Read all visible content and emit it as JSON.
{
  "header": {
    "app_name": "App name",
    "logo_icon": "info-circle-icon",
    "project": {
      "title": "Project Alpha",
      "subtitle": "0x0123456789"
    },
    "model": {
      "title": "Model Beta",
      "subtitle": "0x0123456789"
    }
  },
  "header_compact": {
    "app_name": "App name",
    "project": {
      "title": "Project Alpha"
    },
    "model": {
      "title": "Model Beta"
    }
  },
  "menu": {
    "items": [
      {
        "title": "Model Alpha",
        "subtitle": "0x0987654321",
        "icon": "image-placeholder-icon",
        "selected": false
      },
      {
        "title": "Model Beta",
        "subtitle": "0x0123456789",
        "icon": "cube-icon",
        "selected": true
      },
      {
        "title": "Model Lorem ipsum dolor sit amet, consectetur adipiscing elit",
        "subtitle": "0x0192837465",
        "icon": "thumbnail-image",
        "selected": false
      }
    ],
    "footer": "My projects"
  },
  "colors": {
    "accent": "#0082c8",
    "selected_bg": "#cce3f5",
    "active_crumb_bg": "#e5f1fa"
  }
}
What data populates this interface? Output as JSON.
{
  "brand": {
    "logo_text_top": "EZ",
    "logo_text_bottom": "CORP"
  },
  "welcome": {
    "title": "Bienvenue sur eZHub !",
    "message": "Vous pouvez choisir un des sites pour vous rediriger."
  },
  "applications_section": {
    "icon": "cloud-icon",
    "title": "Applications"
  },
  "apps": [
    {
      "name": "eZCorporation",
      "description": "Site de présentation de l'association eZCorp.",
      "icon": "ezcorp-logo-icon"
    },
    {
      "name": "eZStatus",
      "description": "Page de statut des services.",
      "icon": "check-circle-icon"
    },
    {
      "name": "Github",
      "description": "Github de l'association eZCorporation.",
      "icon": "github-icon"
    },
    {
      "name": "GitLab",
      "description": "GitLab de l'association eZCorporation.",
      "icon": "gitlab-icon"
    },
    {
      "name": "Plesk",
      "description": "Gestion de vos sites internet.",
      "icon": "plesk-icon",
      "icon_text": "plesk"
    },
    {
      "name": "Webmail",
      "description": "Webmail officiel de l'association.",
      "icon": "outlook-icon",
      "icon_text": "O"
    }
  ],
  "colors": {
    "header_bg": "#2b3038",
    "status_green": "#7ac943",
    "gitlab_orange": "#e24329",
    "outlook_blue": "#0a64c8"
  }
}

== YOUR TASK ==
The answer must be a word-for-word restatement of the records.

== EXERCISE ANSWER ==
Read all visible content and emit it as JSON.
{
  "header": {
    "app_name": "App name",
    "logo_icon": "info-circle-icon",
    "project": {
      "title": "Project Alpha",
      "subtitle": "0x0123456789"
    },
    "model": {
      "title": "Model Beta",
      "subtitle": "0x0123456789"
    }
  },
  "header_compact": {
    "app_name": "App name",
    "project": {
      "title": "Project Alpha"
    },
    "model": {
      "title": "Model Beta"
    }
  },
  "menu": {
    "items": [
      {
        "title": "Model Alpha",
        "subtitle": "0x0987654321",
        "icon": "image-placeholder-icon",
        "selected": false
      },
      {
        "title": "Model Beta",
        "subtitle": "0x0123456789",
        "icon": "cube-icon",
        "selected": true
      },
      {
        "title": "Model Lorem ipsum dolor sit amet, consectetur adipiscing elit",
        "subtitle": "0x0192837465",
        "icon": "thumbnail-image",
        "selected": false
      }
    ],
    "footer": "My projects"
  },
  "colors": {
    "accent": "#0082c8",
    "selected_bg": "#cce3f5",
    "active_crumb_bg": "#e5f1fa"
  }
}
What data populates this interface? Output as JSON.
{
  "brand": {
    "logo_text_top": "EZ",
    "logo_text_bottom": "CORP"
  },
  "welcome": {
    "title": "Bienvenue sur eZHub !",
    "message": "Vous pouvez choisir un des sites pour vous rediriger."
  },
  "applications_section": {
    "icon": "cloud-icon",
    "title": "Applications"
  },
  "apps": [
    {
      "name": "eZCorporation",
      "description": "Site de présentation de l'association eZCorp.",
      "icon": "ezcorp-logo-icon"
    },
    {
      "name": "eZStatus",
      "description": "Page de statut des services.",
      "icon": "check-circle-icon"
    },
    {
      "name": "Github",
      "description": "Github de l'association eZCorporation.",
      "icon": "github-icon"
    },
    {
      "name": "GitLab",
      "description": "GitLab de l'association eZCorporation.",
      "icon": "gitlab-icon"
    },
    {
      "name": "Plesk",
      "description": "Gestion de vos sites internet.",
      "icon": "plesk-icon",
      "icon_text": "plesk"
    },
    {
      "name": "Webmail",
      "description": "Webmail officiel de l'association.",
      "icon": "outlook-icon",
      "icon_text": "O"
    }
  ],
  "colors": {
    "header_bg": "#2b3038",
    "status_green": "#7ac943",
    "gitlab_orange": "#e24329",
    "outlook_blue": "#0a64c8"
  }
}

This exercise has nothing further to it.